Concern Over Death Of Journalist In Turkmenistan
Unesco Chief Voices ‘Grave Concern’ Over Death Of Jailed Journalist In Turkmenistan
New York, Sep 19 2006 11:00AM
The head of the United Nations organization entrusted with defending freedom of expression and the press today voiced “grave concern” over the death in jail of a Turkmen journalist and called on the authorities of the former Soviet Central Asian country to investigate the circumstances and try those responsible in the event of foul play.
“Using force to silence a journalist is an unacceptable crime against an individual, against the basic human right of freedom of expression and against society as a whole, which relies on the media to make informed choices,” UN Educational, Scientific and Cultural Organization (UNESCO) Director-General Ήoïchiro Matsuura said.
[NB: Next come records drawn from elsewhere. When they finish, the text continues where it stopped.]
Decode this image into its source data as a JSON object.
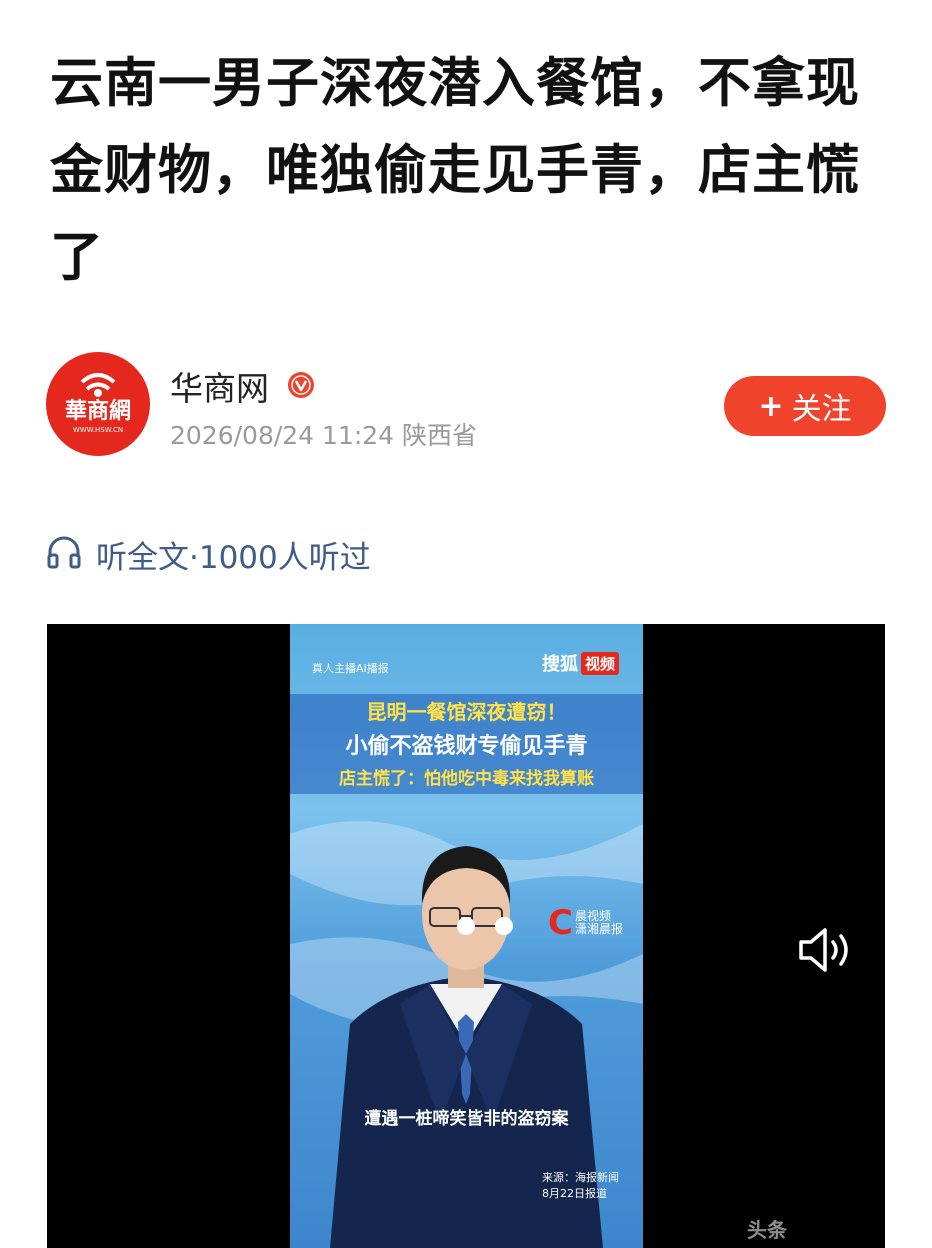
{
  "article": {
    "title": "云南一男子深夜潜入餐馆，不拿现金财物，唯独偷走见手青，店主慌了"
  },
  "author": {
    "name": "华商网",
    "avatar_text": "華商網",
    "avatar_url_text": "WWW.HSW.CN",
    "verified_icon": "verified-v-icon",
    "meta": "2026/08/24 11:24 陕西省",
    "follow_label": "关注",
    "follow_plus": "+"
  },
  "listen": {
    "icon": "headphones-icon",
    "label": "听全文·1000人听过"
  },
  "video": {
    "tag_left": "真人主播AI播报",
    "brand_main": "搜狐",
    "brand_badge": "视频",
    "headline_1": "昆明一餐馆深夜遭窃！",
    "headline_2": "小偷不盗钱财专偷见手青",
    "headline_3": "店主慌了：怕他吃中毒来找我算账",
    "channel_logo": "C",
    "channel_name": "晨视频",
    "channel_sub": "潇湘晨报",
    "subtitle": "遭遇一桩啼笑皆非的盗窃案",
    "source_line1": "来源：海报新闻",
    "source_line2": "8月22日报道",
    "volume_icon": "volume-icon",
    "watermark": "头条"
  },
  "colors": {
    "accent": "#f0432b",
    "link": "#3e5c86",
    "meta": "#9a9a9a",
    "brand_red": "#e4281d"
  }
}
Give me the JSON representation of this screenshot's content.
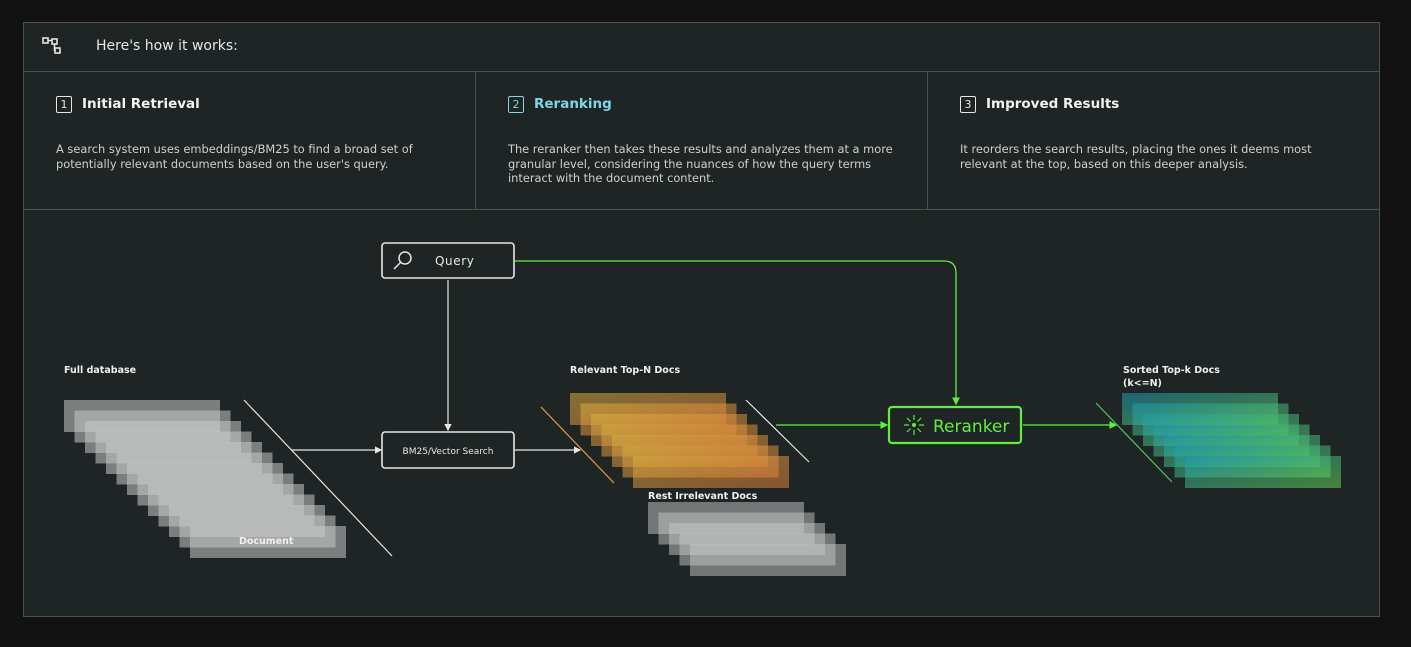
{
  "header": {
    "icon": "flow-diagram-icon",
    "title": "Here's how it works:"
  },
  "steps": [
    {
      "number": "1",
      "title": "Initial Retrieval",
      "description": "A search system uses embeddings/BM25 to find a broad set of potentially relevant documents based on the user's query."
    },
    {
      "number": "2",
      "title": "Reranking",
      "description": "The reranker then takes these results and analyzes them at a more granular level, considering the nuances of how the query terms interact with the document content."
    },
    {
      "number": "3",
      "title": "Improved Results",
      "description": "It reorders the search results, placing the ones it deems most relevant at the top, based on this deeper analysis."
    }
  ],
  "diagram": {
    "query_label": "Query",
    "search_label": "BM25/Vector Search",
    "reranker_label": "Reranker",
    "full_db_label": "Full database",
    "document_label": "Document",
    "relevant_label": "Relevant Top-N Docs",
    "irrelevant_label": "Rest Irrelevant Docs",
    "sorted_label_line1": "Sorted Top-k Docs",
    "sorted_label_line2": "(k<=N)",
    "colors": {
      "accent_green": "#5ef03c",
      "active_step": "#7fd6e6",
      "relevant_start": "#d8b040",
      "relevant_end": "#e07a3a",
      "sorted_start": "#1a9ab8",
      "sorted_end": "#6ad24a"
    }
  }
}
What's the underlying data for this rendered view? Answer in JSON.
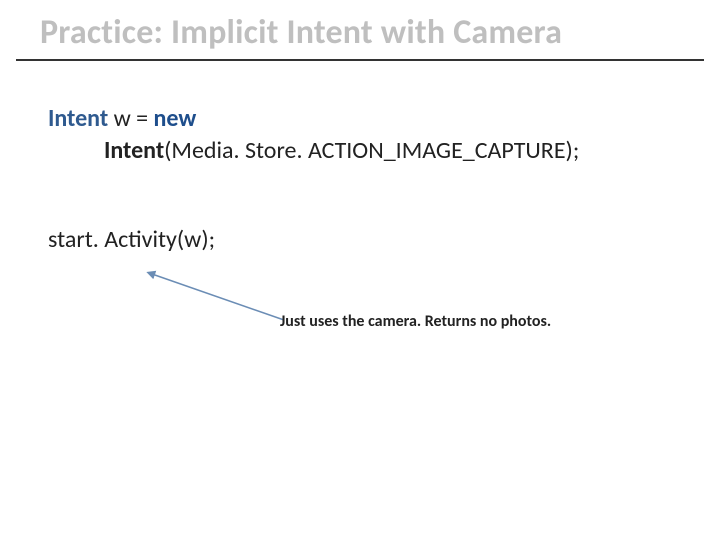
{
  "title": "Practice: Implicit Intent with Camera",
  "code": {
    "intent_type": "Intent",
    "var_decl": " w = ",
    "new_kw": "new",
    "line2_ctor": "Intent",
    "line2_args": "(Media. Store. ACTION_IMAGE_CAPTURE);",
    "line3": "start. Activity(w);"
  },
  "annotation": "Just uses the camera. Returns no photos."
}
According to Reporters Without Borders (RSF), the children of Ogulsapar Muradova, 58, a former correspondent of United States stations Radio Free Europe and Radio Liberty who was sentenced to six years in prison last month alongside two other human rights activists, identified her body in the morgue of Ashgabat , Turkmenistan’s capital, on 14 September.
Witnesses reported seeing a head wound and many other marks on the rest of her body, RSF said.
Over the weekend, The Office of the UN High
Commissioner for Human Rights (OHCHR) expressed
serious concern over Ms Muradova’s death and urged the
authorities to launch a full and independent investigation
into what happened.
The French Ministry of Foreign Affairs as well as Radio Free Europe and Radio Liberty had voiced serious concern about her trial which was held behind closed doors.
UNESCO has a mandate to defend freedom of expression and press freedom, and Mr. Matsuura has issued frequent condemnations of the murder of journalists around the world.